== What the exercise asks ==
What the task needs is every record repeated exactly, nothing more.

== Excerpted data ==
◆ ◆ ◆ ◆

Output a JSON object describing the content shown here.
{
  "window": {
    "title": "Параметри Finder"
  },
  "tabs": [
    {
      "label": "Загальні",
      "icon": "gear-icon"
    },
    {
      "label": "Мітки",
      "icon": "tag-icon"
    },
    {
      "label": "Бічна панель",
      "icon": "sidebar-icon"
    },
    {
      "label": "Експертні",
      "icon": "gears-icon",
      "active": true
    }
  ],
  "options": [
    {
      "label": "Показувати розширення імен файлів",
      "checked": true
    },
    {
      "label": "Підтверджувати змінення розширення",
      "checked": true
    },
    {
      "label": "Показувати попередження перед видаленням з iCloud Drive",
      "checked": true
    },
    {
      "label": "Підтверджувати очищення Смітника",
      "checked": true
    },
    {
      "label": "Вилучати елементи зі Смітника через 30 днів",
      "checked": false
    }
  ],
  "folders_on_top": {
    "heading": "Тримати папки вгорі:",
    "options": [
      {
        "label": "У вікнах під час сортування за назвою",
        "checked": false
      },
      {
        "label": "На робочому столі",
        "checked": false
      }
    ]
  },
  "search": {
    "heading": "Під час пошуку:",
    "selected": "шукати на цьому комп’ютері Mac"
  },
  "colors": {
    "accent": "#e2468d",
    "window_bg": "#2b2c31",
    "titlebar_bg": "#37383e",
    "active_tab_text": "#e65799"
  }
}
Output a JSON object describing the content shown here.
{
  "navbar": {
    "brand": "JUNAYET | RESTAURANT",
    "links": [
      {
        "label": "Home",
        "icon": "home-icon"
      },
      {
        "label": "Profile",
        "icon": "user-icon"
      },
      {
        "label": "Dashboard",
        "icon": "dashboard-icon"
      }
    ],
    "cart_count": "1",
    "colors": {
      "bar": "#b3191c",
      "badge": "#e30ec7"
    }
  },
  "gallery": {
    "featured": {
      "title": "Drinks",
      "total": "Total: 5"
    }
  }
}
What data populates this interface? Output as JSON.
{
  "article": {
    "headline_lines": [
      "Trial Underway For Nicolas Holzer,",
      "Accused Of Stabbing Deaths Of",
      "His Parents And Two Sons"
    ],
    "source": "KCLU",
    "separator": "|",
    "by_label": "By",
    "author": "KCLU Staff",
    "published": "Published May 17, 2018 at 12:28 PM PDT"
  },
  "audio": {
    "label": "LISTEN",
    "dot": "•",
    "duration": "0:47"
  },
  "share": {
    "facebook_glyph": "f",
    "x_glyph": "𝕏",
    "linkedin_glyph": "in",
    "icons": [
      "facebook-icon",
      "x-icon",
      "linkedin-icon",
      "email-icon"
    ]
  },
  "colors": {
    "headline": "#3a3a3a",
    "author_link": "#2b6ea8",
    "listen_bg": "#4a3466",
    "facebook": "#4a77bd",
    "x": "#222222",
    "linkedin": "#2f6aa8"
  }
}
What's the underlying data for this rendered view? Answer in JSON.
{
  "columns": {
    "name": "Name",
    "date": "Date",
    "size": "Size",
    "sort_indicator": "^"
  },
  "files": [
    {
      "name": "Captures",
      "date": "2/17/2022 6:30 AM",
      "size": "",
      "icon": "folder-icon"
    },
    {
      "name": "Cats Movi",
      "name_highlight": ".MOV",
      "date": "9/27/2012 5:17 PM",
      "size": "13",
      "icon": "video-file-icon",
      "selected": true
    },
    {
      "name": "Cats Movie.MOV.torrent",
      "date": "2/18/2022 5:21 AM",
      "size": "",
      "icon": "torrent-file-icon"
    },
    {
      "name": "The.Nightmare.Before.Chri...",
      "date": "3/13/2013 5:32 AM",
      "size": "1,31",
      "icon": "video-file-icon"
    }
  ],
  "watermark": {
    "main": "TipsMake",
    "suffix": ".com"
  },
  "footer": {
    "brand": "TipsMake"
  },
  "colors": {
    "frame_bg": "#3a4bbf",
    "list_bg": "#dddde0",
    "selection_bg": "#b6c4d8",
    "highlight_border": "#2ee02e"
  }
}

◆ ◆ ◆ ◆

== Reply ==
Output a JSON object describing the content shown here.
{
  "window": {
    "title": "Параметри Finder"
  },
  "tabs": [
    {
      "label": "Загальні",
      "icon": "gear-icon"
    },
    {
      "label": "Мітки",
      "icon": "tag-icon"
    },
    {
      "label": "Бічна панель",
      "icon": "sidebar-icon"
    },
    {
      "label": "Експертні",
      "icon": "gears-icon",
      "active": true
    }
  ],
  "options": [
    {
      "label": "Показувати розширення імен файлів",
      "checked": true
    },
    {
      "label": "Підтверджувати змінення розширення",
      "checked": true
    },
    {
      "label": "Показувати попередження перед видаленням з iCloud Drive",
      "checked": true
    },
    {
      "label": "Підтверджувати очищення Смітника",
      "checked": true
    },
    {
      "label": "Вилучати елементи зі Смітника через 30 днів",
      "checked": false
    }
  ],
  "folders_on_top": {
    "heading": "Тримати папки вгорі:",
    "options": [
      {
        "label": "У вікнах під час сортування за назвою",
        "checked": false
      },
      {
        "label": "На робочому столі",
        "checked": false
      }
    ]
  },
  "search": {
    "heading": "Під час пошуку:",
    "selected": "шукати на цьому комп’ютері Mac"
  },
  "colors": {
    "accent": "#e2468d",
    "window_bg": "#2b2c31",
    "titlebar_bg": "#37383e",
    "active_tab_text": "#e65799"
  }
}
Output a JSON object describing the content shown here.
{
  "navbar": {
    "brand": "JUNAYET | RESTAURANT",
    "links": [
      {
        "label": "Home",
        "icon": "home-icon"
      },
      {
        "label": "Profile",
        "icon": "user-icon"
      },
      {
        "label": "Dashboard",
        "icon": "dashboard-icon"
      }
    ],
    "cart_count": "1",
    "colors": {
      "bar": "#b3191c",
      "badge": "#e30ec7"
    }
  },
  "gallery": {
    "featured": {
      "title": "Drinks",
      "total": "Total: 5"
    }
  }
}
What data populates this interface? Output as JSON.
{
  "article": {
    "headline_lines": [
      "Trial Underway For Nicolas Holzer,",
      "Accused Of Stabbing Deaths Of",
      "His Parents And Two Sons"
    ],
    "source": "KCLU",
    "separator": "|",
    "by_label": "By",
    "author": "KCLU Staff",
    "published": "Published May 17, 2018 at 12:28 PM PDT"
  },
  "audio": {
    "label": "LISTEN",
    "dot": "•",
    "duration": "0:47"
  },
  "share": {
    "facebook_glyph": "f",
    "x_glyph": "𝕏",
    "linkedin_glyph": "in",
    "icons": [
      "facebook-icon",
      "x-icon",
      "linkedin-icon",
      "email-icon"
    ]
  },
  "colors": {
    "headline": "#3a3a3a",
    "author_link": "#2b6ea8",
    "listen_bg": "#4a3466",
    "facebook": "#4a77bd",
    "x": "#222222",
    "linkedin": "#2f6aa8"
  }
}
What's the underlying data for this rendered view? Answer in JSON.
{
  "columns": {
    "name": "Name",
    "date": "Date",
    "size": "Size",
    "sort_indicator": "^"
  },
  "files": [
    {
      "name": "Captures",
      "date": "2/17/2022 6:30 AM",
      "size": "",
      "icon": "folder-icon"
    },
    {
      "name": "Cats Movi",
      "name_highlight": ".MOV",
      "date": "9/27/2012 5:17 PM",
      "size": "13",
      "icon": "video-file-icon",
      "selected": true
    },
    {
      "name": "Cats Movie.MOV.torrent",
      "date": "2/18/2022 5:21 AM",
      "size": "",
      "icon": "torrent-file-icon"
    },
    {
      "name": "The.Nightmare.Before.Chri...",
      "date": "3/13/2013 5:32 AM",
      "size": "1,31",
      "icon": "video-file-icon"
    }
  ],
  "watermark": {
    "main": "TipsMake",
    "suffix": ".com"
  },
  "footer": {
    "brand": "TipsMake"
  },
  "colors": {
    "frame_bg": "#3a4bbf",
    "list_bg": "#dddde0",
    "selection_bg": "#b6c4d8",
    "highlight_border": "#2ee02e"
  }
}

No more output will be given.